In the News
For investors, it's all about the dividends
Dividends have gone from being an afterthought to one of the top things on many investors' minds.
These periodic payments by companies to their investors are taking an oversized role in the markets. Given the stock market's disappointing performance last year and lackluster targets for 2012, investors are happy taking what they see as a safer bet. That craving for dependable, albeit not guaranteed, dividend income could continue, given that interest rates remain low, analysts say.
"People are throwing in the towel on the horse race," says Jack Ablin of Harris Private Bank. "They want a dividend program that can deliver."
- Dividends were the sole source of return for many stock investors in 2011. The 2.1% total return by the Standard & Poor's 500 last year was entirely due to the 2.1% dividend yield, says S&P Capital IQ. That's the highest contribution of dividends to investors' total return since 2008, when the stock market's 38.5% decline was partly offset by a 1.5% dividend.
- Dividends were the biggest contributor to investors' total returns since at least 1988 if years the market fell are excluded.
- Dividend-paying stocks held up better than dividend holdouts. Not only did investors enjoy cash from stocks that paid dividends, they avoided more disappointing losses, too. Stocks that paid a dividend gained 1.4% on average in 2011, vs. a 7.6% average loss for S&P 500 stocks that didn't pay a dividend, says S&P Capital IQ.
- Dividend-paying stocks have been beating the market. The S&P Dividend ETF rose nearly 4% last year, edging out the 0% gain of the S&P 500.
- Dividends carried the load in '11
Dividends accounted for all the total return investors received last year.
Looking into 2012, investors have high hopes for dividend-paying stocks.

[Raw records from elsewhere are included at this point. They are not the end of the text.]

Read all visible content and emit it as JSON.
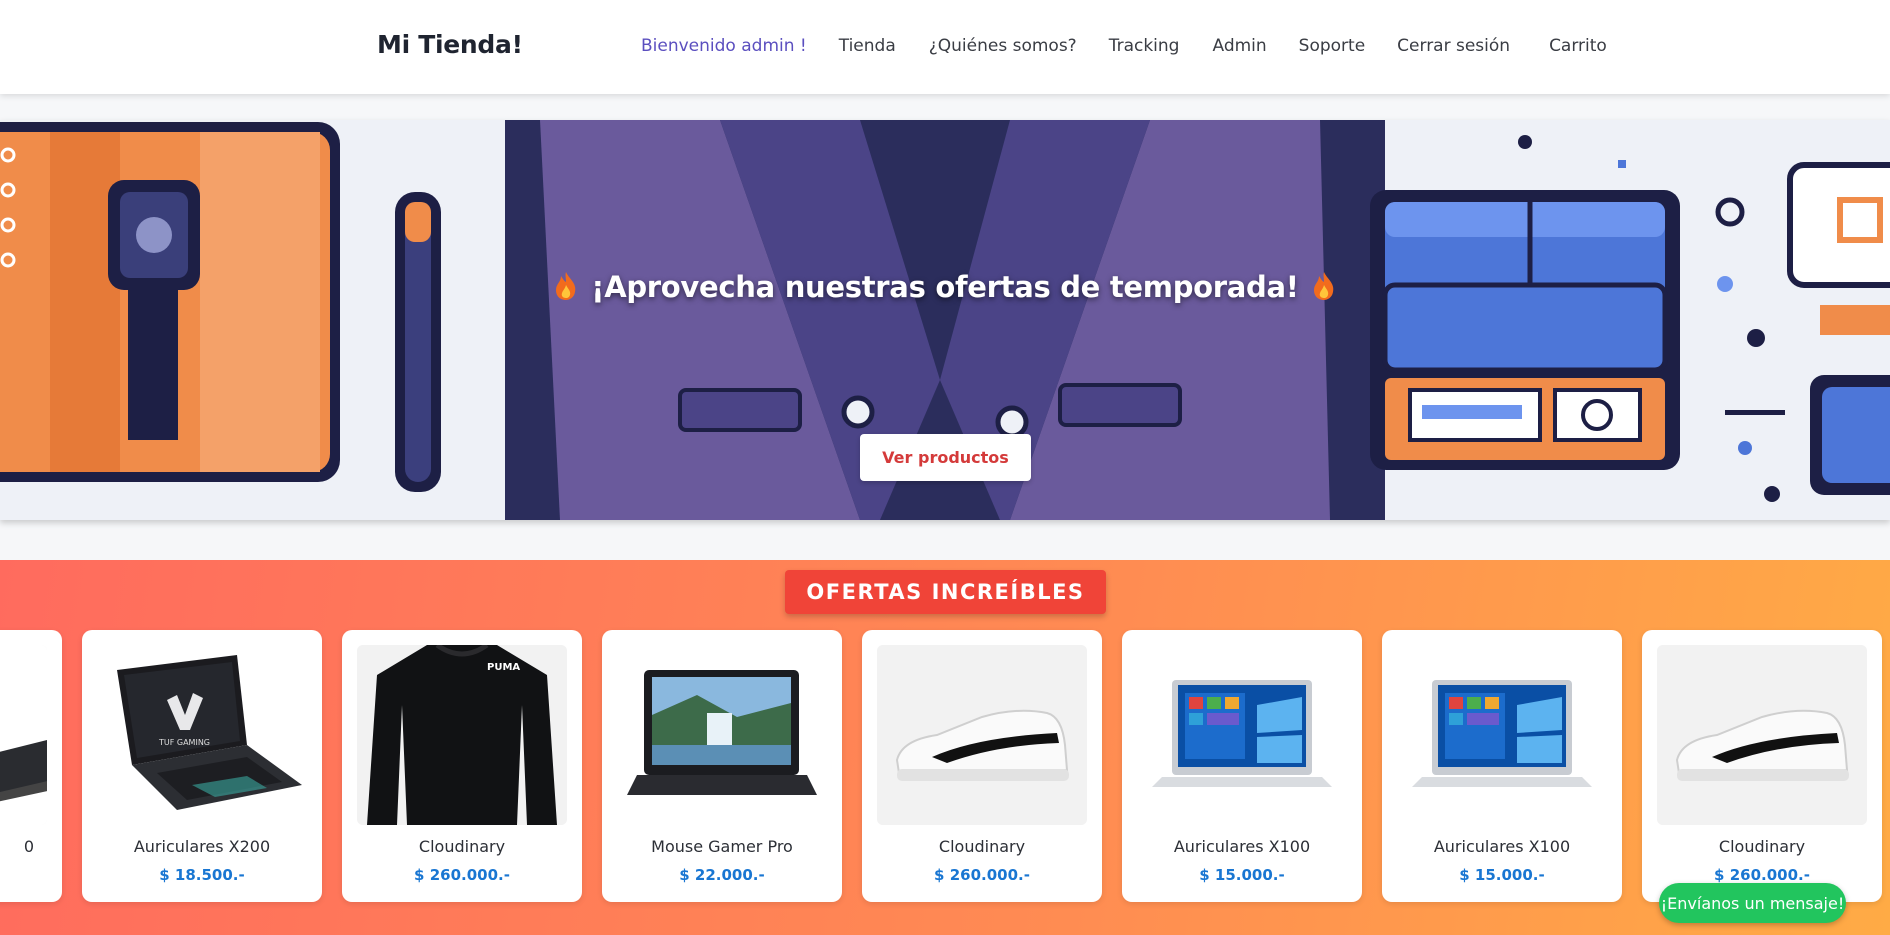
{
  "header": {
    "brand": "Mi Tienda!",
    "nav": {
      "welcome": "Bienvenido admin !",
      "tienda": "Tienda",
      "quienes": "¿Quiénes somos?",
      "tracking": "Tracking",
      "admin": "Admin",
      "soporte": "Soporte",
      "cerrar": "Cerrar sesión",
      "carrito": "Carrito"
    }
  },
  "hero": {
    "title": "¡Aprovecha nuestras ofertas de temporada!",
    "button": "Ver productos"
  },
  "offers": {
    "badge": "OFERTAS INCREÍBLES",
    "products": [
      {
        "name": "Auriculares X200",
        "price": "$ 18.500.-",
        "image": "laptop-gaming"
      },
      {
        "name": "Cloudinary",
        "price": "$ 260.000.-",
        "image": "sweatshirt"
      },
      {
        "name": "Mouse Gamer Pro",
        "price": "$ 22.000.-",
        "image": "laptop-landscape"
      },
      {
        "name": "Cloudinary",
        "price": "$ 260.000.-",
        "image": "sneaker"
      },
      {
        "name": "Auriculares X100",
        "price": "$ 15.000.-",
        "image": "laptop-windows"
      },
      {
        "name": "Auriculares X100",
        "price": "$ 15.000.-",
        "image": "laptop-windows"
      },
      {
        "name": "Cloudinary",
        "price": "$ 260.000.-",
        "image": "sneaker"
      }
    ],
    "partial_card": {
      "name": "0"
    }
  },
  "chat_button": "¡Envíanos un mensaje!",
  "colors": {
    "accent": "#5b4fbf",
    "price": "#1976d2",
    "badge": "#f04438",
    "chat": "#22c55e"
  }
}
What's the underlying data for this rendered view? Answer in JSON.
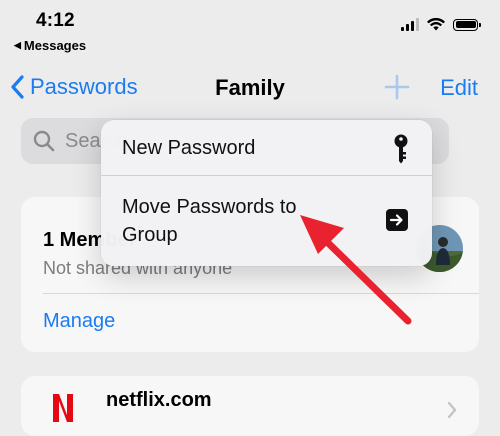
{
  "status_bar": {
    "time": "4:12",
    "back_label": "Messages"
  },
  "nav": {
    "back_label": "Passwords",
    "title": "Family",
    "edit_label": "Edit"
  },
  "search": {
    "placeholder": "Search"
  },
  "members_card": {
    "title": "1 Member",
    "subtitle": "Not shared with anyone",
    "manage_label": "Manage"
  },
  "list": {
    "items": [
      {
        "label": "netflix.com",
        "icon": "netflix-logo-icon"
      }
    ]
  },
  "menu": {
    "items": [
      {
        "label": "New Password",
        "icon": "key-icon"
      },
      {
        "label": "Move Passwords to Group",
        "icon": "arrow-right-square-icon"
      }
    ]
  },
  "colors": {
    "accent": "#1a7cf0",
    "annotation_arrow": "#e8232f",
    "background": "#ececec"
  }
}
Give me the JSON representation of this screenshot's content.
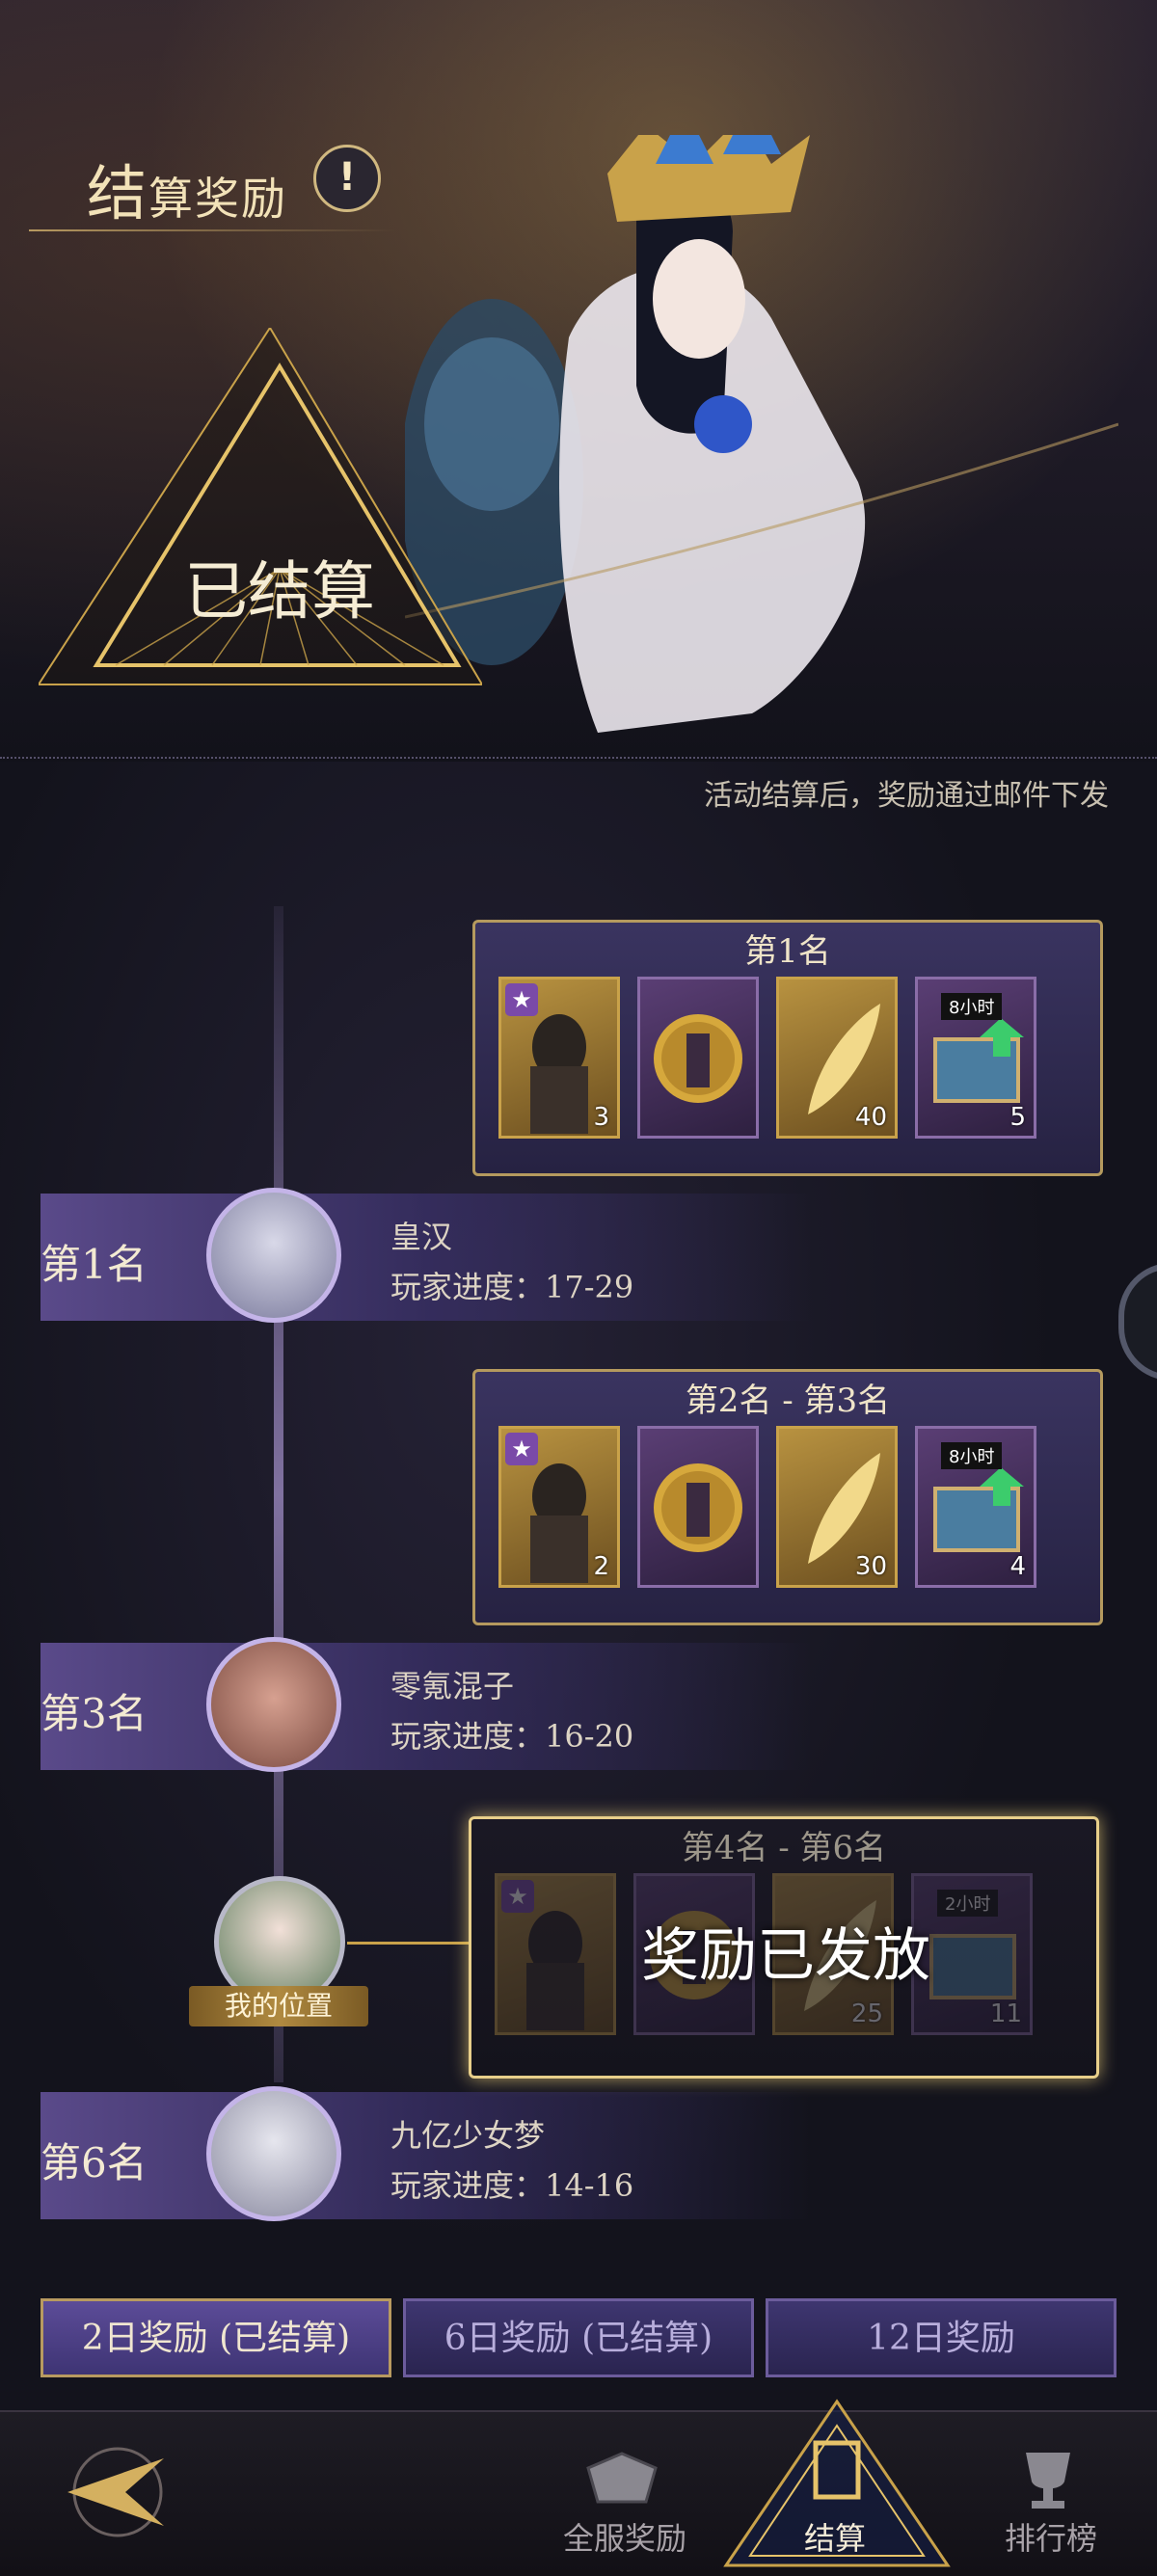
{
  "header": {
    "title_big": "结",
    "title_rest": "算奖励",
    "info_icon": "!",
    "status": "已结算",
    "notice": "活动结算后，奖励通过邮件下发"
  },
  "rewards": [
    {
      "title": "第1名",
      "items": [
        {
          "type": "character-card",
          "count": "3"
        },
        {
          "type": "token",
          "count": ""
        },
        {
          "type": "feather",
          "count": "40"
        },
        {
          "type": "chest",
          "badge": "8小时",
          "count": "5"
        }
      ]
    },
    {
      "title": "第2名 - 第3名",
      "items": [
        {
          "type": "character-card",
          "count": "2"
        },
        {
          "type": "token",
          "count": ""
        },
        {
          "type": "feather",
          "count": "30"
        },
        {
          "type": "chest",
          "badge": "8小时",
          "count": "4"
        }
      ]
    },
    {
      "title": "第4名 - 第6名",
      "issued": "奖励已发放",
      "items": [
        {
          "type": "character-card",
          "count": ""
        },
        {
          "type": "token",
          "count": ""
        },
        {
          "type": "feather",
          "count": "25"
        },
        {
          "type": "chest",
          "badge": "2小时",
          "count": "11"
        }
      ]
    }
  ],
  "ranks": [
    {
      "rank": "第1名",
      "name": "皇汉",
      "progress": "玩家进度：17-29"
    },
    {
      "rank": "第3名",
      "name": "零氪混子",
      "progress": "玩家进度：16-20"
    },
    {
      "rank": "第6名",
      "name": "九亿少女梦",
      "progress": "玩家进度：14-16"
    }
  ],
  "my_position": "我的位置",
  "day_tabs": [
    "2日奖励 (已结算)",
    "6日奖励 (已结算)",
    "12日奖励"
  ],
  "nav": {
    "all_server": "全服奖励",
    "settle": "结算",
    "ranking": "排行榜"
  },
  "colors": {
    "gold": "#b59a5e",
    "panel": "#3a3460",
    "row": "#5a4a8a"
  }
}
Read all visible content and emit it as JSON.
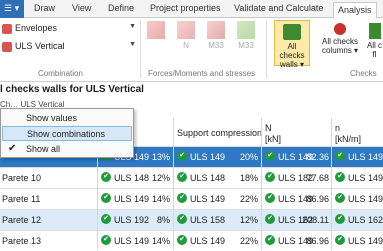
{
  "tabs": {
    "file_label": "☰ ▾",
    "items": [
      "Draw",
      "View",
      "Define",
      "Project properties",
      "Validate and Calculate",
      "Analysis"
    ],
    "active": "Analysis"
  },
  "ribbon": {
    "combination": {
      "envelopes_label": "Envelopes",
      "uls_label": "ULS Vertical",
      "group_label": "Combination"
    },
    "forces": {
      "buttons": [
        "",
        "N",
        "M33",
        "M33"
      ],
      "group_label": "Forces/Moments and stresses"
    },
    "checks": {
      "buttons": [
        {
          "label": "All checks walls ▾",
          "selected": true
        },
        {
          "label": "All checks columns ▾",
          "selected": false
        },
        {
          "label": "All c fl",
          "selected": false
        }
      ],
      "group_label": "Checks"
    }
  },
  "title": "l checks walls for ULS Vertical",
  "filter_text": "Ch… ULS Vertical",
  "menu": {
    "items": [
      {
        "label": "Show values",
        "checked": false,
        "hover": false
      },
      {
        "label": "Show combinations",
        "checked": false,
        "hover": true
      },
      {
        "label": "Show all",
        "checked": true,
        "hover": false
      }
    ]
  },
  "grid": {
    "headers": {
      "support": "Support compression",
      "n": "N",
      "n_unit": "[kN]",
      "n2": "n",
      "n2_unit": "[kN/m]"
    },
    "rows": [
      {
        "name": "",
        "c1": "ULS 149",
        "p1": "13%",
        "c2": "ULS 149",
        "p2": "20%",
        "c3": "ULS 149",
        "v3": "82.36",
        "c4": "ULS 149",
        "v4": "",
        "style": "sel"
      },
      {
        "name": "Parete 10",
        "c1": "ULS 148",
        "p1": "12%",
        "c2": "ULS 148",
        "p2": "18%",
        "c3": "ULS 182",
        "v3": "77.68",
        "c4": "ULS 149",
        "v4": "",
        "style": ""
      },
      {
        "name": "Parete 11",
        "c1": "ULS 149",
        "p1": "14%",
        "c2": "ULS 149",
        "p2": "22%",
        "c3": "ULS 149",
        "v3": "86.96",
        "c4": "ULS 149",
        "v4": "",
        "style": ""
      },
      {
        "name": "Parete 12",
        "c1": "ULS 192",
        "p1": "8%",
        "c2": "ULS 158",
        "p2": "12%",
        "c3": "ULS 162",
        "v3": "208.11",
        "c4": "ULS 162",
        "v4": "",
        "style": "alt"
      },
      {
        "name": "Parete 13",
        "c1": "ULS 149",
        "p1": "14%",
        "c2": "ULS 149",
        "p2": "22%",
        "c3": "ULS 149",
        "v3": "86.96",
        "c4": "ULS 149",
        "v4": "",
        "style": ""
      }
    ]
  }
}
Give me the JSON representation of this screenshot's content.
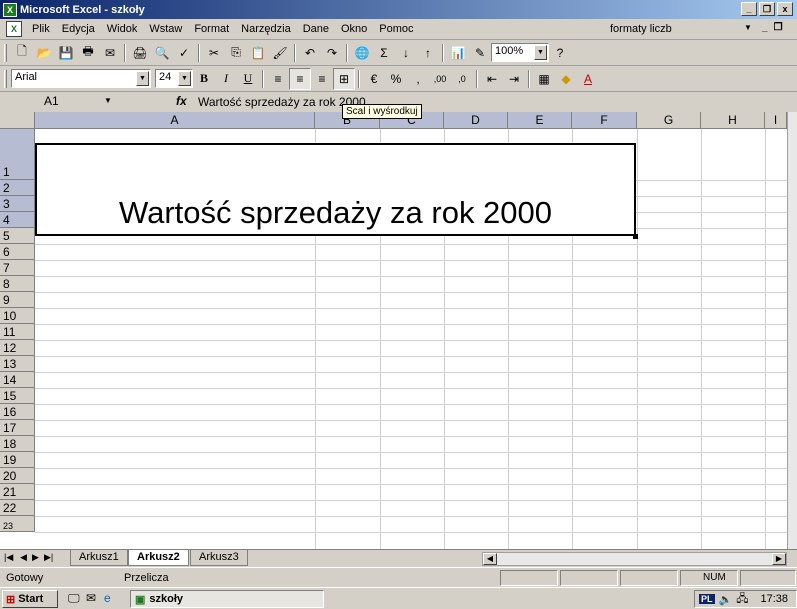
{
  "window": {
    "title": "Microsoft Excel - szkoły",
    "app_icon": "excel-icon"
  },
  "menu": {
    "items": [
      {
        "label": "Plik"
      },
      {
        "label": "Edycja"
      },
      {
        "label": "Widok"
      },
      {
        "label": "Wstaw"
      },
      {
        "label": "Format"
      },
      {
        "label": "Narzędzia"
      },
      {
        "label": "Dane"
      },
      {
        "label": "Okno"
      },
      {
        "label": "Pomoc"
      }
    ],
    "question_box": "formaty liczb"
  },
  "standard_toolbar": {
    "zoom": "100%"
  },
  "formatting_toolbar": {
    "font": "Arial",
    "size": "24",
    "bold": "B",
    "italic": "I",
    "underline": "U",
    "percent": "%",
    "comma": ",",
    "inc_decimal": ",00",
    "dec_decimal": ",0"
  },
  "formula_bar": {
    "name_box": "A1",
    "fx": "fx",
    "content": "Wartość sprzedaży za rok 2000"
  },
  "tooltip": "Scal i wyśrodkuj",
  "columns": [
    "A",
    "B",
    "C",
    "D",
    "E",
    "F",
    "G",
    "H",
    "I"
  ],
  "rows": [
    "1",
    "2",
    "3",
    "4",
    "5",
    "6",
    "7",
    "8",
    "9",
    "10",
    "11",
    "12",
    "13",
    "14",
    "15",
    "16",
    "17",
    "18",
    "19",
    "20",
    "21",
    "22",
    "23"
  ],
  "merged_cell": {
    "text": "Wartość sprzedaży za rok 2000"
  },
  "sheets": [
    {
      "label": "Arkusz1"
    },
    {
      "label": "Arkusz2",
      "active": true
    },
    {
      "label": "Arkusz3"
    }
  ],
  "status": {
    "left": "Gotowy",
    "mode": "Przelicza",
    "num": "NUM"
  },
  "taskbar": {
    "start": "Start",
    "task": "szkoły",
    "lang": "PL",
    "clock": "17:38"
  }
}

Nearly three-quarters of S&P 500 companies are expected to boost their dividends in 2012. Investors are likely to see at least an 11% increase in dividends, and possibly much more, meaning dividends could top the previous record set in June 2008, according to S&P Capital IQ.
Some investors believe it's more likely that companies will raise dividends than that economic growth will boost stock prices, says Rick Helm, portfolio manager of the Cohen and Steers Dividend Value fund.
An increase in yields on Treasuries and other safe investments could make dividend-paying stocks relatively less attractive, says Kevin Shacknofsky of the Alpine Dynamic Dividend fund. But unless that happens in a big way, investors looking for income see dividend-paying stocks as "another alternative," he says.